TASK STATEMENT - The full listing below should be printed word for word.

-*-*-

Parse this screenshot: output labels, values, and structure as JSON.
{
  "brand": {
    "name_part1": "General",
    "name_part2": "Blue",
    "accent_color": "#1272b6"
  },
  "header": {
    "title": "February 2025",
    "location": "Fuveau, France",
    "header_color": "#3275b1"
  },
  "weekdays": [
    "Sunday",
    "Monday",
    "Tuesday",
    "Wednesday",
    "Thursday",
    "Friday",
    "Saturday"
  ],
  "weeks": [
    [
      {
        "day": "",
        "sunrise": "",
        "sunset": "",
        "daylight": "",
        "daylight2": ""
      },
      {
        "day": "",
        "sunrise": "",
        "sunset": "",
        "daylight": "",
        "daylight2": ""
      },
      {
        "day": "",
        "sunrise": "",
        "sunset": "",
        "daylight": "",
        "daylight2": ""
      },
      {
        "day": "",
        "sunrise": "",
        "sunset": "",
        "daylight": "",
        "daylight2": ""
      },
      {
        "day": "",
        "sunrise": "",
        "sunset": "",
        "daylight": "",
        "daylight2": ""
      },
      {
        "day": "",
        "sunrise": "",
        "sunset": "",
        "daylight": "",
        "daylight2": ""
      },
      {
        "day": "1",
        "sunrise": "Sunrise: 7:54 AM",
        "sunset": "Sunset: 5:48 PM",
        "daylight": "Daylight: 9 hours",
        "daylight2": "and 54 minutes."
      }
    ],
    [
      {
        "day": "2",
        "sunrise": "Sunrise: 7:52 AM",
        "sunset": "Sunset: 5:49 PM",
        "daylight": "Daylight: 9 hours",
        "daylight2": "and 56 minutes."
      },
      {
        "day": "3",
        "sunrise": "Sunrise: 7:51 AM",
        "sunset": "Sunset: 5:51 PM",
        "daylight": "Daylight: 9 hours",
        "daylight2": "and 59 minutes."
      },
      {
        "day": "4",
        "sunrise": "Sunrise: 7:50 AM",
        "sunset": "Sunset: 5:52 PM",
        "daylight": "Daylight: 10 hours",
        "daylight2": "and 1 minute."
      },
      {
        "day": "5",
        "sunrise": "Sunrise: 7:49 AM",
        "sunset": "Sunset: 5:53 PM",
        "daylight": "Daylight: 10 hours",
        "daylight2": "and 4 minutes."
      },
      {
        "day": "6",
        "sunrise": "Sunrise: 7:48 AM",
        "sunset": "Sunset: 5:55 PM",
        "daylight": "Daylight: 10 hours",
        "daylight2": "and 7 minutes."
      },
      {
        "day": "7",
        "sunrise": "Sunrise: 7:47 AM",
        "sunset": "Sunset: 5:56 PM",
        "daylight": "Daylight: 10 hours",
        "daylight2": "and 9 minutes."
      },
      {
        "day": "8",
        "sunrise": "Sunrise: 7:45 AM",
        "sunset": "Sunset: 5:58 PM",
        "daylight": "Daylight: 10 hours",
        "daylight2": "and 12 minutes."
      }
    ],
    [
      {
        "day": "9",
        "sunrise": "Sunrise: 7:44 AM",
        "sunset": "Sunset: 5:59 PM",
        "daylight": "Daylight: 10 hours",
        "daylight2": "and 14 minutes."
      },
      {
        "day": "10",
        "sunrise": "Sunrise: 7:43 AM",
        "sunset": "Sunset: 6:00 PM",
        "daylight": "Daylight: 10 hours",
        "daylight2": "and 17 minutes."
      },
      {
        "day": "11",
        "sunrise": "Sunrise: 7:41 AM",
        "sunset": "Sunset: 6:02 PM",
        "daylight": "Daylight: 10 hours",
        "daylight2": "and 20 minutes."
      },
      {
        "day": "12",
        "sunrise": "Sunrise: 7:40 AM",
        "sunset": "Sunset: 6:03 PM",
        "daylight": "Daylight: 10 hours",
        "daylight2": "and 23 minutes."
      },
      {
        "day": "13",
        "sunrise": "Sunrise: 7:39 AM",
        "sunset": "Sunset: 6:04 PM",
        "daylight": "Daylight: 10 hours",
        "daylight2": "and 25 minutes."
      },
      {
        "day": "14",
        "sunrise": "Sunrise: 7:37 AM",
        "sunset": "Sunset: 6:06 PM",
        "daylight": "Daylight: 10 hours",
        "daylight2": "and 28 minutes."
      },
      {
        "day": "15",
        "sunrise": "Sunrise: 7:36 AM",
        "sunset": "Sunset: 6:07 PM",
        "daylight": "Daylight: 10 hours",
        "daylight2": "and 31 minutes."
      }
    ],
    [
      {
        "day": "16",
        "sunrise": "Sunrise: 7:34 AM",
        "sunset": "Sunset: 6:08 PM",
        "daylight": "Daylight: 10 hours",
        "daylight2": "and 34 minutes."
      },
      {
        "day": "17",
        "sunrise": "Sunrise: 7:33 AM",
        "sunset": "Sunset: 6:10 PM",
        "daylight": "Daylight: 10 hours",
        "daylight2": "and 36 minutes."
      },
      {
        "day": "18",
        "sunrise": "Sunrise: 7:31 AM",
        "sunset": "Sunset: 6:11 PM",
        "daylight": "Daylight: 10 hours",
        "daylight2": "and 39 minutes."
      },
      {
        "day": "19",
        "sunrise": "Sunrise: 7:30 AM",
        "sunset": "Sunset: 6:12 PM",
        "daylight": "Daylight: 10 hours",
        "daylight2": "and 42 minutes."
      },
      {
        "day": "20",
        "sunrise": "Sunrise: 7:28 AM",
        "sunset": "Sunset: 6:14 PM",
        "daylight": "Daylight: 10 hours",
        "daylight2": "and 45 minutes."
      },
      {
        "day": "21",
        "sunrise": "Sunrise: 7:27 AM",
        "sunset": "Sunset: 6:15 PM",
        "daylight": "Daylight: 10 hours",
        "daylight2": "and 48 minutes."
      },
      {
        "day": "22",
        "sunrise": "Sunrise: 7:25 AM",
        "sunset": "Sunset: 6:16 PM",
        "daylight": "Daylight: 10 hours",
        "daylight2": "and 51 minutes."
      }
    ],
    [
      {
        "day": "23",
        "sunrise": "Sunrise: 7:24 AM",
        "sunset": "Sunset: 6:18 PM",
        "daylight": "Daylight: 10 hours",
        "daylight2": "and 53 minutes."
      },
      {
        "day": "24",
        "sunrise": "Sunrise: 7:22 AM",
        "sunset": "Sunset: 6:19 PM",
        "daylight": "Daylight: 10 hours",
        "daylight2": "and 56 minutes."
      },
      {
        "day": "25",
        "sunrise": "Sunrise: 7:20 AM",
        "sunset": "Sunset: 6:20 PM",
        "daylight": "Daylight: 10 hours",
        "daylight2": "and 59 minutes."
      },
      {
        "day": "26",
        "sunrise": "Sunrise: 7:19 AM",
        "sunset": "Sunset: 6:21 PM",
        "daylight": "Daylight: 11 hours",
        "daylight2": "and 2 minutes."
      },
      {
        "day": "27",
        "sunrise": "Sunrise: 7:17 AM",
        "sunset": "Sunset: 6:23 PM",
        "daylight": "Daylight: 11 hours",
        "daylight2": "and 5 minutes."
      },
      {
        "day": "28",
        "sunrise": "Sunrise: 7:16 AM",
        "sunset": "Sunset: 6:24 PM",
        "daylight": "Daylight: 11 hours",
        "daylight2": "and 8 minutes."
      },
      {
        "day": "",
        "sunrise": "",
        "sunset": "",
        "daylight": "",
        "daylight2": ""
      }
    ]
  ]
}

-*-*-

RESULT -
Parse this screenshot: output labels, values, and structure as JSON.
{
  "brand": {
    "name_part1": "General",
    "name_part2": "Blue",
    "accent_color": "#1272b6"
  },
  "header": {
    "title": "February 2025",
    "location": "Fuveau, France",
    "header_color": "#3275b1"
  },
  "weekdays": [
    "Sunday",
    "Monday",
    "Tuesday",
    "Wednesday",
    "Thursday",
    "Friday",
    "Saturday"
  ],
  "weeks": [
    [
      {
        "day": "",
        "sunrise": "",
        "sunset": "",
        "daylight": "",
        "daylight2": ""
      },
      {
        "day": "",
        "sunrise": "",
        "sunset": "",
        "daylight": "",
        "daylight2": ""
      },
      {
        "day": "",
        "sunrise": "",
        "sunset": "",
        "daylight": "",
        "daylight2": ""
      },
      {
        "day": "",
        "sunrise": "",
        "sunset": "",
        "daylight": "",
        "daylight2": ""
      },
      {
        "day": "",
        "sunrise": "",
        "sunset": "",
        "daylight": "",
        "daylight2": ""
      },
      {
        "day": "",
        "sunrise": "",
        "sunset": "",
        "daylight": "",
        "daylight2": ""
      },
      {
        "day": "1",
        "sunrise": "Sunrise: 7:54 AM",
        "sunset": "Sunset: 5:48 PM",
        "daylight": "Daylight: 9 hours",
        "daylight2": "and 54 minutes."
      }
    ],
    [
      {
        "day": "2",
        "sunrise": "Sunrise: 7:52 AM",
        "sunset": "Sunset: 5:49 PM",
        "daylight": "Daylight: 9 hours",
        "daylight2": "and 56 minutes."
      },
      {
        "day": "3",
        "sunrise": "Sunrise: 7:51 AM",
        "sunset": "Sunset: 5:51 PM",
        "daylight": "Daylight: 9 hours",
        "daylight2": "and 59 minutes."
      },
      {
        "day": "4",
        "sunrise": "Sunrise: 7:50 AM",
        "sunset": "Sunset: 5:52 PM",
        "daylight": "Daylight: 10 hours",
        "daylight2": "and 1 minute."
      },
      {
        "day": "5",
        "sunrise": "Sunrise: 7:49 AM",
        "sunset": "Sunset: 5:53 PM",
        "daylight": "Daylight: 10 hours",
        "daylight2": "and 4 minutes."
      },
      {
        "day": "6",
        "sunrise": "Sunrise: 7:48 AM",
        "sunset": "Sunset: 5:55 PM",
        "daylight": "Daylight: 10 hours",
        "daylight2": "and 7 minutes."
      },
      {
        "day": "7",
        "sunrise": "Sunrise: 7:47 AM",
        "sunset": "Sunset: 5:56 PM",
        "daylight": "Daylight: 10 hours",
        "daylight2": "and 9 minutes."
      },
      {
        "day": "8",
        "sunrise": "Sunrise: 7:45 AM",
        "sunset": "Sunset: 5:58 PM",
        "daylight": "Daylight: 10 hours",
        "daylight2": "and 12 minutes."
      }
    ],
    [
      {
        "day": "9",
        "sunrise": "Sunrise: 7:44 AM",
        "sunset": "Sunset: 5:59 PM",
        "daylight": "Daylight: 10 hours",
        "daylight2": "and 14 minutes."
      },
      {
        "day": "10",
        "sunrise": "Sunrise: 7:43 AM",
        "sunset": "Sunset: 6:00 PM",
        "daylight": "Daylight: 10 hours",
        "daylight2": "and 17 minutes."
      },
      {
        "day": "11",
        "sunrise": "Sunrise: 7:41 AM",
        "sunset": "Sunset: 6:02 PM",
        "daylight": "Daylight: 10 hours",
        "daylight2": "and 20 minutes."
      },
      {
        "day": "12",
        "sunrise": "Sunrise: 7:40 AM",
        "sunset": "Sunset: 6:03 PM",
        "daylight": "Daylight: 10 hours",
        "daylight2": "and 23 minutes."
      },
      {
        "day": "13",
        "sunrise": "Sunrise: 7:39 AM",
        "sunset": "Sunset: 6:04 PM",
        "daylight": "Daylight: 10 hours",
        "daylight2": "and 25 minutes."
      },
      {
        "day": "14",
        "sunrise": "Sunrise: 7:37 AM",
        "sunset": "Sunset: 6:06 PM",
        "daylight": "Daylight: 10 hours",
        "daylight2": "and 28 minutes."
      },
      {
        "day": "15",
        "sunrise": "Sunrise: 7:36 AM",
        "sunset": "Sunset: 6:07 PM",
        "daylight": "Daylight: 10 hours",
        "daylight2": "and 31 minutes."
      }
    ],
    [
      {
        "day": "16",
        "sunrise": "Sunrise: 7:34 AM",
        "sunset": "Sunset: 6:08 PM",
        "daylight": "Daylight: 10 hours",
        "daylight2": "and 34 minutes."
      },
      {
        "day": "17",
        "sunrise": "Sunrise: 7:33 AM",
        "sunset": "Sunset: 6:10 PM",
        "daylight": "Daylight: 10 hours",
        "daylight2": "and 36 minutes."
      },
      {
        "day": "18",
        "sunrise": "Sunrise: 7:31 AM",
        "sunset": "Sunset: 6:11 PM",
        "daylight": "Daylight: 10 hours",
        "daylight2": "and 39 minutes."
      },
      {
        "day": "19",
        "sunrise": "Sunrise: 7:30 AM",
        "sunset": "Sunset: 6:12 PM",
        "daylight": "Daylight: 10 hours",
        "daylight2": "and 42 minutes."
      },
      {
        "day": "20",
        "sunrise": "Sunrise: 7:28 AM",
        "sunset": "Sunset: 6:14 PM",
        "daylight": "Daylight: 10 hours",
        "daylight2": "and 45 minutes."
      },
      {
        "day": "21",
        "sunrise": "Sunrise: 7:27 AM",
        "sunset": "Sunset: 6:15 PM",
        "daylight": "Daylight: 10 hours",
        "daylight2": "and 48 minutes."
      },
      {
        "day": "22",
        "sunrise": "Sunrise: 7:25 AM",
        "sunset": "Sunset: 6:16 PM",
        "daylight": "Daylight: 10 hours",
        "daylight2": "and 51 minutes."
      }
    ],
    [
      {
        "day": "23",
        "sunrise": "Sunrise: 7:24 AM",
        "sunset": "Sunset: 6:18 PM",
        "daylight": "Daylight: 10 hours",
        "daylight2": "and 53 minutes."
      },
      {
        "day": "24",
        "sunrise": "Sunrise: 7:22 AM",
        "sunset": "Sunset: 6:19 PM",
        "daylight": "Daylight: 10 hours",
        "daylight2": "and 56 minutes."
      },
      {
        "day": "25",
        "sunrise": "Sunrise: 7:20 AM",
        "sunset": "Sunset: 6:20 PM",
        "daylight": "Daylight: 10 hours",
        "daylight2": "and 59 minutes."
      },
      {
        "day": "26",
        "sunrise": "Sunrise: 7:19 AM",
        "sunset": "Sunset: 6:21 PM",
        "daylight": "Daylight: 11 hours",
        "daylight2": "and 2 minutes."
      },
      {
        "day": "27",
        "sunrise": "Sunrise: 7:17 AM",
        "sunset": "Sunset: 6:23 PM",
        "daylight": "Daylight: 11 hours",
        "daylight2": "and 5 minutes."
      },
      {
        "day": "28",
        "sunrise": "Sunrise: 7:16 AM",
        "sunset": "Sunset: 6:24 PM",
        "daylight": "Daylight: 11 hours",
        "daylight2": "and 8 minutes."
      },
      {
        "day": "",
        "sunrise": "",
        "sunset": "",
        "daylight": "",
        "daylight2": ""
      }
    ]
  ]
}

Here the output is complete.